She moved away from him and leaned over the window to catch a glimpse of starry sky. She looked at him, then, and again her whole being welled through her, trying to burst the bonds of her throat. The limelight lay on his face, and the thin face shone out like a pale moon.
Her whole being began to hammer in her throat and unconsciously she took a step towards him. He turned.
All of his things were at sixes and sevens. Mila began to arrange them properly.
"Mila," he whispered.
He held her hands, looking down at her. Her eyes fell, and the cream of her eyelids became white veils of modesty. He was breathing heavily and he felt-the symphony of death. The memory of Mila would not die away till his death. Memory always lingers on.
Suddenly he coughed. A torrent of hot raw blood came out from his mouth. Then and there, Mila got up and washed his face. He lay down noiselessly. From his bed, he saw, she came slowly, and he saw each step, each movement, a perfection of grace; the light of her beauty lumining her plain dress, der head held high. She was so unassailable and so beautiful and he would always feel the absence of her company.
"You know, we always laugh at the silly stories of Indian pictures," he said. "But we should not really. The silly stories are always true. There's always a marriage for the heroine, at the end with another man, who's probably in love with some one else. Moreover, in some pictures, as heroes are suffering from T. B. ; heroines have to marry unknown men, after singing some sorrowful songs.
"Do you understand, what you are talking about " She laughed naturally this time.
"In a nutshell, I am trying to talk about your marriage."
A sick silence enveloped her.
"You must marry, some one else," he said quietly. "I won't go to Gauhati now. I am going to stay here or in some unknown grave for ever. Somehow I will try my best till my end."
He knew he had hurt her. She aveided his glance.

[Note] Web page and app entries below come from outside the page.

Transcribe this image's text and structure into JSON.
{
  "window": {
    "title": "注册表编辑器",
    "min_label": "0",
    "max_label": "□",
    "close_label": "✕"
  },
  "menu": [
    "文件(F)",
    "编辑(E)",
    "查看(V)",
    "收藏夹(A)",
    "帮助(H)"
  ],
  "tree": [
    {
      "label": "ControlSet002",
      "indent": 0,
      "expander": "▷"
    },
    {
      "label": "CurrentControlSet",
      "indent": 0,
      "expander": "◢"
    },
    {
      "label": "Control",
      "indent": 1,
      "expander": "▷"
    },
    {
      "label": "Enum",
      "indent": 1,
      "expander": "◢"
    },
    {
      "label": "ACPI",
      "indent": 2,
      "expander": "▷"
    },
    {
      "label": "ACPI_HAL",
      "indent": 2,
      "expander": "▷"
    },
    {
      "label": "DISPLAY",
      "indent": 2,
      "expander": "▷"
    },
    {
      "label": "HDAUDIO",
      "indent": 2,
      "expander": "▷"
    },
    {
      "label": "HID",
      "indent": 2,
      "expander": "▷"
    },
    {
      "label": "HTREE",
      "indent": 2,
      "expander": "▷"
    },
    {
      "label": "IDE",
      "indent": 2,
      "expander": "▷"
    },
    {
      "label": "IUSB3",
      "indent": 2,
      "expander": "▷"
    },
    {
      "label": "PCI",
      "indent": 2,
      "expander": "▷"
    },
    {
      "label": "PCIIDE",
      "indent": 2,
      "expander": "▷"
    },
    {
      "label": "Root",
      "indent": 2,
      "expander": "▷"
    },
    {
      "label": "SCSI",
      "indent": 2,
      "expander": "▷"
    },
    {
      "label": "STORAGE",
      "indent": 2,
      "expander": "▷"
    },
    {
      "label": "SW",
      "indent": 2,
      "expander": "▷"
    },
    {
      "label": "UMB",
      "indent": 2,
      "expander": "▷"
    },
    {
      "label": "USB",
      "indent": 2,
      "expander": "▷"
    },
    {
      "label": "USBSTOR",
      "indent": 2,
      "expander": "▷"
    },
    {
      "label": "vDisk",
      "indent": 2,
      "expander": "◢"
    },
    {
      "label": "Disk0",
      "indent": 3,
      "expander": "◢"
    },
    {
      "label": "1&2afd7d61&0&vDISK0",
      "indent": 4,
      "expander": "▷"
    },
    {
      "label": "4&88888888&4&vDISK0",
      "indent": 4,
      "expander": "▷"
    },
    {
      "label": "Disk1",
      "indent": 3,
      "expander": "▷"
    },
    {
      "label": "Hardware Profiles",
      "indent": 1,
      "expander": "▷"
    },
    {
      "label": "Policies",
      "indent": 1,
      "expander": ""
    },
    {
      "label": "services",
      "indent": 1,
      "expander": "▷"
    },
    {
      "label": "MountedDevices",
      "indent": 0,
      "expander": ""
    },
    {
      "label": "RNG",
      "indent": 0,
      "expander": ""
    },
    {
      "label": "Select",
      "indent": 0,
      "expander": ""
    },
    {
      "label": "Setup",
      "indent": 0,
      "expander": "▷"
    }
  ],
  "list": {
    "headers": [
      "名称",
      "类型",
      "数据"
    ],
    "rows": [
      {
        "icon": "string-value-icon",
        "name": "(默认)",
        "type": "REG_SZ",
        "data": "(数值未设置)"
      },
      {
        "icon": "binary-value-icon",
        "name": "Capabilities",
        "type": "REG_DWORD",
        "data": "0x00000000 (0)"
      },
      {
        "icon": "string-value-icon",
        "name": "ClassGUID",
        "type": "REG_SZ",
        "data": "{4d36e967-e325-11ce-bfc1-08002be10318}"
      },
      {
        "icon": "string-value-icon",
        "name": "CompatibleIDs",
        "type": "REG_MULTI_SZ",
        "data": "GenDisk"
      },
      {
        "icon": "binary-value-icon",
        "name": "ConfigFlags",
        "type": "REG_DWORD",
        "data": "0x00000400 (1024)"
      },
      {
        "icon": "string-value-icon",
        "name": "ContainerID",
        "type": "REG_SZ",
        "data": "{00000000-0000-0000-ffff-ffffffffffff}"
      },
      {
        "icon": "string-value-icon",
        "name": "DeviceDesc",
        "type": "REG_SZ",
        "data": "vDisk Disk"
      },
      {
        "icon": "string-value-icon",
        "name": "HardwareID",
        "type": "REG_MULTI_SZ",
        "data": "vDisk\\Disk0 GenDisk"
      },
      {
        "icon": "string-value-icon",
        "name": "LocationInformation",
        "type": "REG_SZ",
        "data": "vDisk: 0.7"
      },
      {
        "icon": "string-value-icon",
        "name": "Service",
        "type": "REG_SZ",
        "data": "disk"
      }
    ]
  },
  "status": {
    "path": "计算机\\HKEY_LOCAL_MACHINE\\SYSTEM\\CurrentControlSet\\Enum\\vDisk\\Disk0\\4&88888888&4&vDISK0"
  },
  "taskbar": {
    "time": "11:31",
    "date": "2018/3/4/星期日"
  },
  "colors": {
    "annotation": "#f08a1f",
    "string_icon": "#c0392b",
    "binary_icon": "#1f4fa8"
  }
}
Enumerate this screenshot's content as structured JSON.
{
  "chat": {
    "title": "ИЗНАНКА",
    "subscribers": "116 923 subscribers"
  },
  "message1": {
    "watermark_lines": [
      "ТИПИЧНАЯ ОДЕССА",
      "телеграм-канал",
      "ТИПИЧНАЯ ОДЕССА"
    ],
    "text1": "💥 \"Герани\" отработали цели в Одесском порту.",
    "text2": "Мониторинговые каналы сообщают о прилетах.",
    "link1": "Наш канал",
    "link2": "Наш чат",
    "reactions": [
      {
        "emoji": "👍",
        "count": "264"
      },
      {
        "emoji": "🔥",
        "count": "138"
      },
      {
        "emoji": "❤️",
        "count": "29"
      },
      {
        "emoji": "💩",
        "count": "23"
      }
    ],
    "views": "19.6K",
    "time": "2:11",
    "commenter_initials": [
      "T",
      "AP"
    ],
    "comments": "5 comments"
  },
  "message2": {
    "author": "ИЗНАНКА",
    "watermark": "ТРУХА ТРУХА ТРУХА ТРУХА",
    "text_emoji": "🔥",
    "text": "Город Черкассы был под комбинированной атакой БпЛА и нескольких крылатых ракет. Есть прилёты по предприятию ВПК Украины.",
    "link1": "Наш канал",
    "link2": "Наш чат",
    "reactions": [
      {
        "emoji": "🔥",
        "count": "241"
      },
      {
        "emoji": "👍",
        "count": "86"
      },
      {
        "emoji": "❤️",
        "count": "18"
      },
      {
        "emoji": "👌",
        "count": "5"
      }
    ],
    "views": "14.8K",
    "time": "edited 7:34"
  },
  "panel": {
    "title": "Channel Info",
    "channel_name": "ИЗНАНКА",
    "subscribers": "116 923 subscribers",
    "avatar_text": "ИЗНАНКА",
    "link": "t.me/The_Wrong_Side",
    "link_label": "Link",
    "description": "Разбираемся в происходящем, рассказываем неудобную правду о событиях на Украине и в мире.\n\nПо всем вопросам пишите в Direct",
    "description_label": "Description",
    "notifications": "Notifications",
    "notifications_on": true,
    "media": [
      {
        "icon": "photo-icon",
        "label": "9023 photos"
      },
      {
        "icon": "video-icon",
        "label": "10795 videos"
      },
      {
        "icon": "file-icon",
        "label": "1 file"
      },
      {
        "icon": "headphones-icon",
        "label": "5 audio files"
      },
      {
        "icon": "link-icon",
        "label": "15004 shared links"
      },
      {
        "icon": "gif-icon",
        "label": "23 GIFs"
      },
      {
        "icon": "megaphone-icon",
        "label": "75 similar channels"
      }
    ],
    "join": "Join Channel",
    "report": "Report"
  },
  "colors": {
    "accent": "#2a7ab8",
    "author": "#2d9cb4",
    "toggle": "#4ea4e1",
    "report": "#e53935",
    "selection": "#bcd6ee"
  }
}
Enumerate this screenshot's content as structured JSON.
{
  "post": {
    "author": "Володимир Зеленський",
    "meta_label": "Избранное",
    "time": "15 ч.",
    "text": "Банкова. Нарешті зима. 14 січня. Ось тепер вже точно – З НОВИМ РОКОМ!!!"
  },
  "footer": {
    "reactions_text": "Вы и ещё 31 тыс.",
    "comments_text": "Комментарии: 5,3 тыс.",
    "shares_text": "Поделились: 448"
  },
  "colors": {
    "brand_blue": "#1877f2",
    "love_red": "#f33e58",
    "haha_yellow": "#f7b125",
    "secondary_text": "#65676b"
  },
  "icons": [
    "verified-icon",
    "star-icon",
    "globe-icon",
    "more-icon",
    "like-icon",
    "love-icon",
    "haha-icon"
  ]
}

"I'm sorry," he whispered. "But you won't have to worry about me. Not after to-night. I know that I throw cold water on your bold and vigorous step. But don't think that I am at daggers drawn with you."